(THE TASK):
Extract each line of the material that follows exactly and omit its pictures.

(SUPPLIED DATA):
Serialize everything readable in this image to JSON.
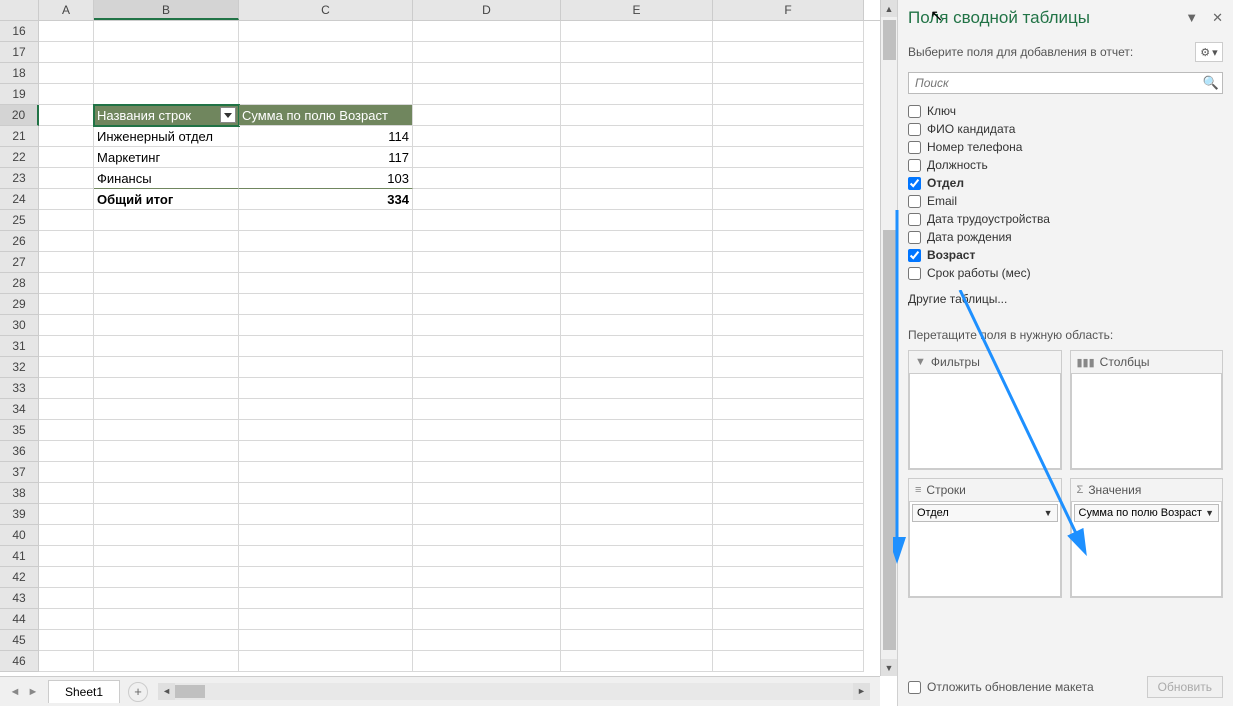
{
  "columns": [
    "A",
    "B",
    "C",
    "D",
    "E",
    "F"
  ],
  "row_start": 16,
  "row_end": 46,
  "selected_cell": {
    "col": "B",
    "row": 20
  },
  "pivot": {
    "header_row_labels": "Названия строк",
    "header_sum": "Сумма по полю Возраст",
    "rows": [
      {
        "label": "Инженерный отдел",
        "value": "114"
      },
      {
        "label": "Маркетинг",
        "value": "117"
      },
      {
        "label": "Финансы",
        "value": "103"
      }
    ],
    "total_label": "Общий итог",
    "total_value": "334"
  },
  "sheet_tab": "Sheet1",
  "panel": {
    "title": "Поля сводной таблицы",
    "subtitle": "Выберите поля для добавления в отчет:",
    "search_placeholder": "Поиск",
    "fields": [
      {
        "label": "Ключ",
        "checked": false
      },
      {
        "label": "ФИО кандидата",
        "checked": false
      },
      {
        "label": "Номер телефона",
        "checked": false
      },
      {
        "label": "Должность",
        "checked": false
      },
      {
        "label": "Отдел",
        "checked": true
      },
      {
        "label": "Email",
        "checked": false
      },
      {
        "label": "Дата трудоустройства",
        "checked": false
      },
      {
        "label": "Дата рождения",
        "checked": false
      },
      {
        "label": "Возраст",
        "checked": true
      },
      {
        "label": "Срок работы (мес)",
        "checked": false
      }
    ],
    "other_tables": "Другие таблицы...",
    "drag_label": "Перетащите поля в нужную область:",
    "zones": {
      "filters": {
        "label": "Фильтры",
        "items": []
      },
      "columns": {
        "label": "Столбцы",
        "items": []
      },
      "rows": {
        "label": "Строки",
        "items": [
          "Отдел"
        ]
      },
      "values": {
        "label": "Значения",
        "items": [
          "Сумма по полю Возраст"
        ]
      }
    },
    "defer_label": "Отложить обновление макета",
    "update_label": "Обновить"
  }
}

(SOLVED PROBLEM):
Serialize everything readable in this image to JSON.
{
  "columns": [
    "A",
    "B",
    "C",
    "D",
    "E",
    "F"
  ],
  "row_start": 16,
  "row_end": 46,
  "selected_cell": {
    "col": "B",
    "row": 20
  },
  "pivot": {
    "header_row_labels": "Названия строк",
    "header_sum": "Сумма по полю Возраст",
    "rows": [
      {
        "label": "Инженерный отдел",
        "value": "114"
      },
      {
        "label": "Маркетинг",
        "value": "117"
      },
      {
        "label": "Финансы",
        "value": "103"
      }
    ],
    "total_label": "Общий итог",
    "total_value": "334"
  },
  "sheet_tab": "Sheet1",
  "panel": {
    "title": "Поля сводной таблицы",
    "subtitle": "Выберите поля для добавления в отчет:",
    "search_placeholder": "Поиск",
    "fields": [
      {
        "label": "Ключ",
        "checked": false
      },
      {
        "label": "ФИО кандидата",
        "checked": false
      },
      {
        "label": "Номер телефона",
        "checked": false
      },
      {
        "label": "Должность",
        "checked": false
      },
      {
        "label": "Отдел",
        "checked": true
      },
      {
        "label": "Email",
        "checked": false
      },
      {
        "label": "Дата трудоустройства",
        "checked": false
      },
      {
        "label": "Дата рождения",
        "checked": false
      },
      {
        "label": "Возраст",
        "checked": true
      },
      {
        "label": "Срок работы (мес)",
        "checked": false
      }
    ],
    "other_tables": "Другие таблицы...",
    "drag_label": "Перетащите поля в нужную область:",
    "zones": {
      "filters": {
        "label": "Фильтры",
        "items": []
      },
      "columns": {
        "label": "Столбцы",
        "items": []
      },
      "rows": {
        "label": "Строки",
        "items": [
          "Отдел"
        ]
      },
      "values": {
        "label": "Значения",
        "items": [
          "Сумма по полю Возраст"
        ]
      }
    },
    "defer_label": "Отложить обновление макета",
    "update_label": "Обновить"
  }
}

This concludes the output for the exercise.